James Cook is one of the most important personalities in the history of geographical discoveries. He was attacked and eaten by natives of the Hawaiian Islands. However, is this version bears any truth?
In England, James Cook (1728-1779) is highly esteemed personality, who conducted various secret missions for the British Admiralty. He sailed around the world three times. He was the first to cross the South Pole Circle and for the first time in history discovered the islands of New Zealand, New Caledonia and many other Pacific islands, located near the coasts of Australia. His maps were drawn very accurately and can still be used today.
The biggest achievement for the shipping was a victory against the scurvy. This diseased is associated with a lack of vitamin C in food. During those times, this disease has managed to destroy many lives of sailors because the Admiralty fed sailors with low quality food. James Cook was the first captain to ask for better food, especially fermented cabbage. He also taught sailors to constantly ventilate ship’s premises. During James Cook’s journeys, the members of his crew died seldom.

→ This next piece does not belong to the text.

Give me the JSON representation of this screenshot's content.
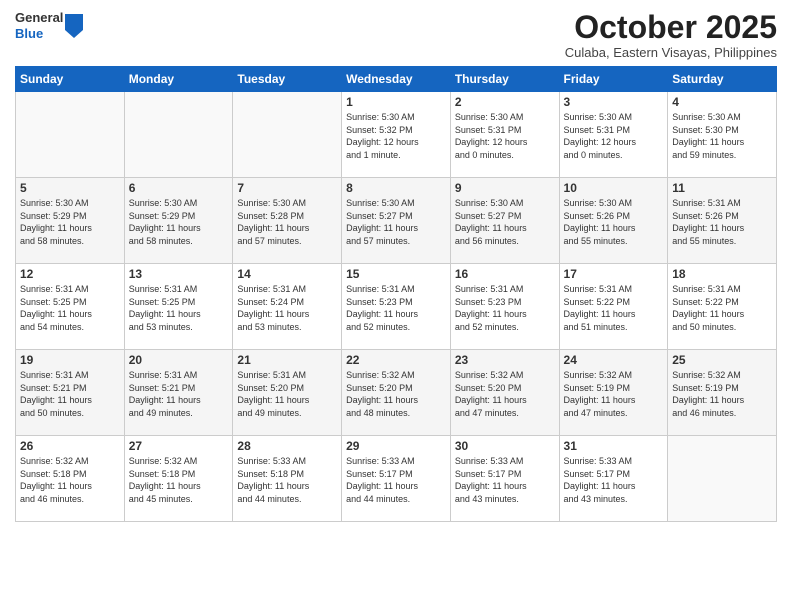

James Cook took his third journey on July 1776, taking sailboats Resolution with the crew of 112 people and Discovery with the crew of 88 people. He sought to discover the way in the North-East, connecting the Atlantic and Pacific oceans. He searched for the shortest sea route from Europe to Asia. Along the way, Cook’s ships have discovered the Hawaiian Islands and reached the Bering Strait after two years. In autumn, the ships could not sail further because of ice and decided to come back for supplies and ship repair in the Hawaiian Islands.
Hawaiian natives met travelers with respect. They thought that their mythical generous god has returned. James Cook was unable to satisfy their expectations. He asked for some food of the natives and in such a way impoverished them. When sailors decided to leave the natives after a month, the natives were happy to let them go. Strong winds forced the ships of James Cook to come back and some sailors were sent to inform the natives about their visit, but they were disappointed to know that the natives decided to cease all the contact with the visitors.
On February 14 1779, the British noticed that one of their boats was stolen. James Cook has ordered for his troops to go on and destroy some canoes and take hostages. Accompanied by armed soldiers, James Cook himself has decided to pay a visit for a local tribal chief. There was an unpleasant scene when Cook has decided to force the chief to come into the boat, provoking the tragic fate of captain himself.
Cook’s death is described in detail by Lieutenant James King. According to him, James Cook foresaw that it will be impossible to take the chief as a hostage without bloodshed. That is why he decided to come back to the boat. Sailors have started shooting at the natives and managed to kill some of them. Hawaiian natives, armed with spears and stones attacked the English sailors.
“Our unfortunate commander stood near the water. While he was looking at the attackers, no one dared to touch him. When he turned to stop his crew shooting at the natives, he was wounded in the back and fell into the water. The natives quickly removed him from the water, dragged on shore and started stabbing his body,” – wrote Mr. King.
Charles Clark became the commander of expedition. He sought to retrieve the remains of James Cook from the natives. After his tries were unsuccessful, he decided to use force. Troops and sailors climbed from the ships upon the cannon fire and managed to defeat natives and destroy their village. The natives were afraid of English retaliation and brought a casket of meet and a skull. This gave way for a legend that Captain Cook was eaten by the natives. It may be the truth that they have managed to eat some parts of Captain because the natives were doing the same with their defeated enemies.
On February 22 1779, the remains of James Cook were buried according to marine traditions in the sea. Even after the tragic fate of James Cook, the members of Discovery and Resolution continued their mission. After unsuccessful attempts to break through Chukotka Sea, the ships returned to England without any knowledge whether there is a way connecting Pacific and Atlantic oceans.